Rosemary Nelson died in a car bomb in March 1999
A disc containing personal and protectively marked material relating to the Rosemary Nelson Inquiry has been lost.
The inquiry said it was working with the PSNI and other agencies to ensure that any risk to individuals has been "assessed and minimised".
Secretary of State Shaun Woodward has ordered a review to ensure the inquiry is complying fully with procedures.
Police launched an investigation, but it is believed the disc was not stolen.
The inquiry said it deeply regretted "this serious breach of secure data handling protocols".
The compact disc went missing on 6 May.
In a statement, the inquiry said: "Given the nature of the information, it would not be appropriate to say more about the material involved.

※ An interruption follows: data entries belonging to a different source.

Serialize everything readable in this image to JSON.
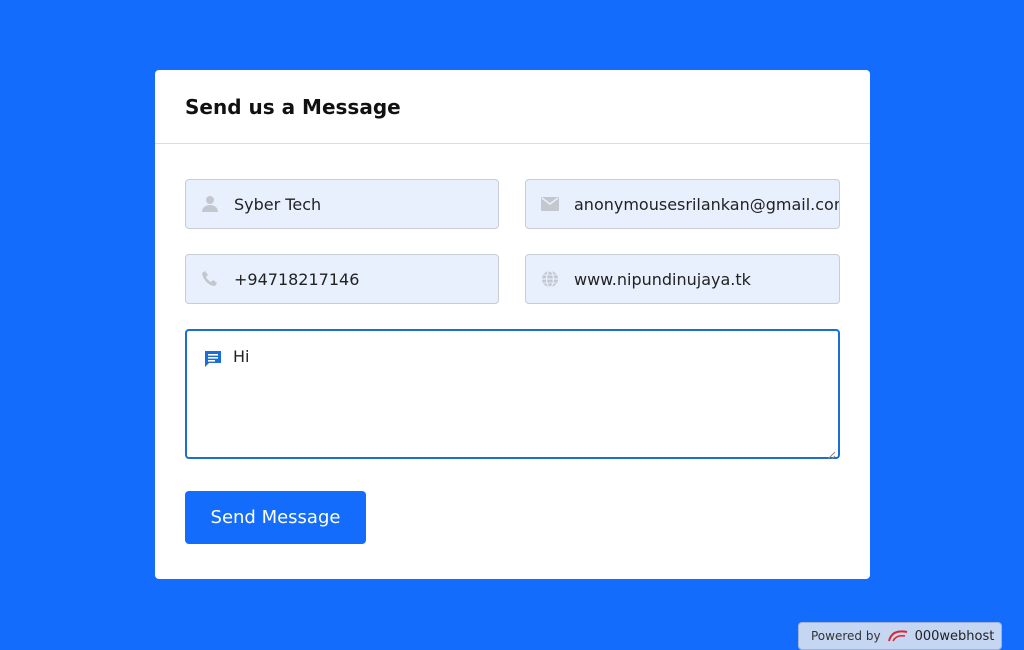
{
  "form": {
    "title": "Send us a Message",
    "name_value": "Syber Tech",
    "email_value": "anonymousesrilankan@gmail.com",
    "phone_value": "+94718217146",
    "website_value": "www.nipundinujaya.tk",
    "message_value": "Hi",
    "submit_label": "Send Message"
  },
  "footer": {
    "powered_label": "Powered by",
    "host_name": "000webhost"
  },
  "icons": {
    "name": "user-icon",
    "email": "envelope-icon",
    "phone": "phone-icon",
    "website": "globe-icon",
    "message": "message-icon"
  },
  "colors": {
    "background": "#136cfc",
    "accent": "#136cfc",
    "field_bg": "#e8f0fe",
    "focus_border": "#1a6ed6"
  }
}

"Immediate steps have been taken to avoid any recurrence and a comprehensive review of all aspects of data handling has been initiated.
"The inquiry is determined that the incident should not in any way compromise or impede its investigation into the circumstances of the death of Rosemary Nelson."

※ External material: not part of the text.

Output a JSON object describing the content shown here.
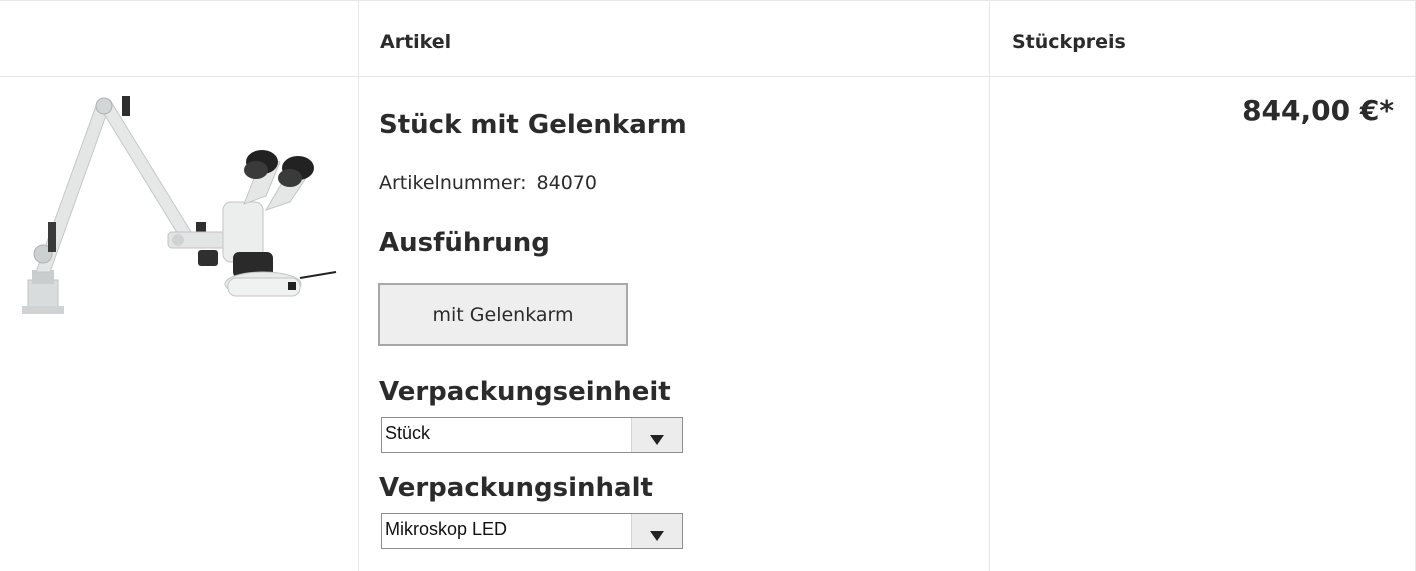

Northern Ireland Secretary Shaun Woodward said there had been a "serious breach of data handling protocols".
"The government has made clear to the inquiry its grave concerns about the breach of the detailed agreement it has with the inquiry on the handling of data," he said.
"As soon as we were made aware of the loss, the government instituted all necessary steps to meet its obligations."
Mrs Nelson, 40, died after a booby-trap bomb left by loyalists exploded under her car in March 1999.
Retired judge Sir Michael Morland is chairing a three-strong panel examining alleged security force collusion.
Under its remit, the inquiry must determine whether the Royal Ulster Constabulary (RUC), Northern Ireland Office (NIO), Army or other state agency facilitated the murder, or blocked attempts to investigate it.
The collusion allegations arose because of Mrs Nelson's role as the legal representative in a number of high profile cases, including that of the nationalist Garvaghy Road Residents' Coalition in Portadown.
More than 100 witnesses, including the soldiers, are expected to give evidence to the three-strong panel chaired by Sir Michael.
The inquiry, which opened in 2005 to set out its terms of reference, has already gathered tens of thousands of documents.
Established by former secretary of state for Northern Ireland Paul Murphy in November 2004, the hearings could last for at least two years.
The inquiry panel is also comprised of Dame Valerie Strachan, former chairman of the board of Customs and Excise, and Sir Anthony Burden, former chief constable of South Wales Police.